◆ **Exercise details**: Each entry in the block below needs to be copied out exactly.

◆ **Material supplied**:
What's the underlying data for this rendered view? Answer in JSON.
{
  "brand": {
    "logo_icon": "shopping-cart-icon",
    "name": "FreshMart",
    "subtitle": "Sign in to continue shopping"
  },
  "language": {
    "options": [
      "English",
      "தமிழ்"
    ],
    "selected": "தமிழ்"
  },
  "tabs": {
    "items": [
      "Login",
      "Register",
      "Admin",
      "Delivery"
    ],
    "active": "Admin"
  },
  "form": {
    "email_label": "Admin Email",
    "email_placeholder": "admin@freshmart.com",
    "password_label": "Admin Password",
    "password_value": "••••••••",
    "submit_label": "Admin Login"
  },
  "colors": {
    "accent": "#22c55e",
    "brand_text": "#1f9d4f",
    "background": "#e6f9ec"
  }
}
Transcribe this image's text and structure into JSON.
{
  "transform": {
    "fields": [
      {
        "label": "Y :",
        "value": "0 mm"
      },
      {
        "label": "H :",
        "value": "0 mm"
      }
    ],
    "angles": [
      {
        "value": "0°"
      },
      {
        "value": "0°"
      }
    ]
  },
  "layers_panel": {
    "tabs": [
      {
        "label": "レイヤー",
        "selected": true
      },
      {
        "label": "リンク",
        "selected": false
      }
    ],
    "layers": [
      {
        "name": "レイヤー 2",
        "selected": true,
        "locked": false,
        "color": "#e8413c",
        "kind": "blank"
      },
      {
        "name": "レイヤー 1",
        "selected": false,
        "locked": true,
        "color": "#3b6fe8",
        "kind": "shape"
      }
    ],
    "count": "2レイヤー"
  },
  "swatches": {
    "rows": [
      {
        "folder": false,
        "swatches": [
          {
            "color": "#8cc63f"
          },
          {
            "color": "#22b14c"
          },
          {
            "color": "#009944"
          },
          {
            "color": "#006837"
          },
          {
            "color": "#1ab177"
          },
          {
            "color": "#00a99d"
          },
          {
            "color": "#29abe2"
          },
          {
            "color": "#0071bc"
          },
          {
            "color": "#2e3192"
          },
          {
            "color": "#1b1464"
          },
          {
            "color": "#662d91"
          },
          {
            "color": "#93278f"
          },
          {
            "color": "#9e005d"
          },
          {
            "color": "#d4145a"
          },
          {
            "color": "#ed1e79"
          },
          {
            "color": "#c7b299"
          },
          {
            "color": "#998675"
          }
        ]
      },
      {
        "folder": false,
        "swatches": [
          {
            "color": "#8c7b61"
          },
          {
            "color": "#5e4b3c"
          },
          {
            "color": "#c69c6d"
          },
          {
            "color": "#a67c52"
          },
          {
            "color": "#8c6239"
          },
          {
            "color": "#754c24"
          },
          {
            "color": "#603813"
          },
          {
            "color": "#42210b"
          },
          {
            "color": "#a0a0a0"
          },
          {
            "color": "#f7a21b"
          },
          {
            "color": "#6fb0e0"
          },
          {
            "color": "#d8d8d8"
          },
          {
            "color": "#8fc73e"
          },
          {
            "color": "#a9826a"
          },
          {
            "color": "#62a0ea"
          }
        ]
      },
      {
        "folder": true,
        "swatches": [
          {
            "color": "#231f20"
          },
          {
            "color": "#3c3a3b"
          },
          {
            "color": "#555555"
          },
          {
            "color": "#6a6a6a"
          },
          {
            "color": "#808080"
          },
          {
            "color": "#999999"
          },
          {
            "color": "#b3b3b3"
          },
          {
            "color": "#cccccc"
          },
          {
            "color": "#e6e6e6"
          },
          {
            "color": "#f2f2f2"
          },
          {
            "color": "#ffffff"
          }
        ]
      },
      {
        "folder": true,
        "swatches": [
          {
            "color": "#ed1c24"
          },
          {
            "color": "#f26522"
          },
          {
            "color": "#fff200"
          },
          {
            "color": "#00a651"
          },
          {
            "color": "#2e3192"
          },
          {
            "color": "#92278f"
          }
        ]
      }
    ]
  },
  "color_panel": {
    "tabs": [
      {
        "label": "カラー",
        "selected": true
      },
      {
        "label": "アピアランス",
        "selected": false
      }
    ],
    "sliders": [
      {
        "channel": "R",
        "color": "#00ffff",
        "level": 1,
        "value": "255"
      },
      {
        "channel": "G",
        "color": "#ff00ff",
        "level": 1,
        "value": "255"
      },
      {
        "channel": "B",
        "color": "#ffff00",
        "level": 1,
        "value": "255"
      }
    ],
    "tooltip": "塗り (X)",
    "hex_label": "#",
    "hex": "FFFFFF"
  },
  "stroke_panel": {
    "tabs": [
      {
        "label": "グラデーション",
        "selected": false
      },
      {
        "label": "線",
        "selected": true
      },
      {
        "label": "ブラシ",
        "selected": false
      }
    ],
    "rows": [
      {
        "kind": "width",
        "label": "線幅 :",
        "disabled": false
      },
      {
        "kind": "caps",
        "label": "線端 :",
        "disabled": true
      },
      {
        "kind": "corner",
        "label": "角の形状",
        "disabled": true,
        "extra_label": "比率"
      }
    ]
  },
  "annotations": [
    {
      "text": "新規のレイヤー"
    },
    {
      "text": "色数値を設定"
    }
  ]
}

◆ **Task solution**:
What's the underlying data for this rendered view? Answer in JSON.
{
  "brand": {
    "logo_icon": "shopping-cart-icon",
    "name": "FreshMart",
    "subtitle": "Sign in to continue shopping"
  },
  "language": {
    "options": [
      "English",
      "தமிழ்"
    ],
    "selected": "தமிழ்"
  },
  "tabs": {
    "items": [
      "Login",
      "Register",
      "Admin",
      "Delivery"
    ],
    "active": "Admin"
  },
  "form": {
    "email_label": "Admin Email",
    "email_placeholder": "admin@freshmart.com",
    "password_label": "Admin Password",
    "password_value": "••••••••",
    "submit_label": "Admin Login"
  },
  "colors": {
    "accent": "#22c55e",
    "brand_text": "#1f9d4f",
    "background": "#e6f9ec"
  }
}
Transcribe this image's text and structure into JSON.
{
  "transform": {
    "fields": [
      {
        "label": "Y :",
        "value": "0 mm"
      },
      {
        "label": "H :",
        "value": "0 mm"
      }
    ],
    "angles": [
      {
        "value": "0°"
      },
      {
        "value": "0°"
      }
    ]
  },
  "layers_panel": {
    "tabs": [
      {
        "label": "レイヤー",
        "selected": true
      },
      {
        "label": "リンク",
        "selected": false
      }
    ],
    "layers": [
      {
        "name": "レイヤー 2",
        "selected": true,
        "locked": false,
        "color": "#e8413c",
        "kind": "blank"
      },
      {
        "name": "レイヤー 1",
        "selected": false,
        "locked": true,
        "color": "#3b6fe8",
        "kind": "shape"
      }
    ],
    "count": "2レイヤー"
  },
  "swatches": {
    "rows": [
      {
        "folder": false,
        "swatches": [
          {
            "color": "#8cc63f"
          },
          {
            "color": "#22b14c"
          },
          {
            "color": "#009944"
          },
          {
            "color": "#006837"
          },
          {
            "color": "#1ab177"
          },
          {
            "color": "#00a99d"
          },
          {
            "color": "#29abe2"
          },
          {
            "color": "#0071bc"
          },
          {
            "color": "#2e3192"
          },
          {
            "color": "#1b1464"
          },
          {
            "color": "#662d91"
          },
          {
            "color": "#93278f"
          },
          {
            "color": "#9e005d"
          },
          {
            "color": "#d4145a"
          },
          {
            "color": "#ed1e79"
          },
          {
            "color": "#c7b299"
          },
          {
            "color": "#998675"
          }
        ]
      },
      {
        "folder": false,
        "swatches": [
          {
            "color": "#8c7b61"
          },
          {
            "color": "#5e4b3c"
          },
          {
            "color": "#c69c6d"
          },
          {
            "color": "#a67c52"
          },
          {
            "color": "#8c6239"
          },
          {
            "color": "#754c24"
          },
          {
            "color": "#603813"
          },
          {
            "color": "#42210b"
          },
          {
            "color": "#a0a0a0"
          },
          {
            "color": "#f7a21b"
          },
          {
            "color": "#6fb0e0"
          },
          {
            "color": "#d8d8d8"
          },
          {
            "color": "#8fc73e"
          },
          {
            "color": "#a9826a"
          },
          {
            "color": "#62a0ea"
          }
        ]
      },
      {
        "folder": true,
        "swatches": [
          {
            "color": "#231f20"
          },
          {
            "color": "#3c3a3b"
          },
          {
            "color": "#555555"
          },
          {
            "color": "#6a6a6a"
          },
          {
            "color": "#808080"
          },
          {
            "color": "#999999"
          },
          {
            "color": "#b3b3b3"
          },
          {
            "color": "#cccccc"
          },
          {
            "color": "#e6e6e6"
          },
          {
            "color": "#f2f2f2"
          },
          {
            "color": "#ffffff"
          }
        ]
      },
      {
        "folder": true,
        "swatches": [
          {
            "color": "#ed1c24"
          },
          {
            "color": "#f26522"
          },
          {
            "color": "#fff200"
          },
          {
            "color": "#00a651"
          },
          {
            "color": "#2e3192"
          },
          {
            "color": "#92278f"
          }
        ]
      }
    ]
  },
  "color_panel": {
    "tabs": [
      {
        "label": "カラー",
        "selected": true
      },
      {
        "label": "アピアランス",
        "selected": false
      }
    ],
    "sliders": [
      {
        "channel": "R",
        "color": "#00ffff",
        "level": 1,
        "value": "255"
      },
      {
        "channel": "G",
        "color": "#ff00ff",
        "level": 1,
        "value": "255"
      },
      {
        "channel": "B",
        "color": "#ffff00",
        "level": 1,
        "value": "255"
      }
    ],
    "tooltip": "塗り (X)",
    "hex_label": "#",
    "hex": "FFFFFF"
  },
  "stroke_panel": {
    "tabs": [
      {
        "label": "グラデーション",
        "selected": false
      },
      {
        "label": "線",
        "selected": true
      },
      {
        "label": "ブラシ",
        "selected": false
      }
    ],
    "rows": [
      {
        "kind": "width",
        "label": "線幅 :",
        "disabled": false
      },
      {
        "kind": "caps",
        "label": "線端 :",
        "disabled": true
      },
      {
        "kind": "corner",
        "label": "角の形状",
        "disabled": true,
        "extra_label": "比率"
      }
    ]
  },
  "annotations": [
    {
      "text": "新規のレイヤー"
    },
    {
      "text": "色数値を設定"
    }
  ]
}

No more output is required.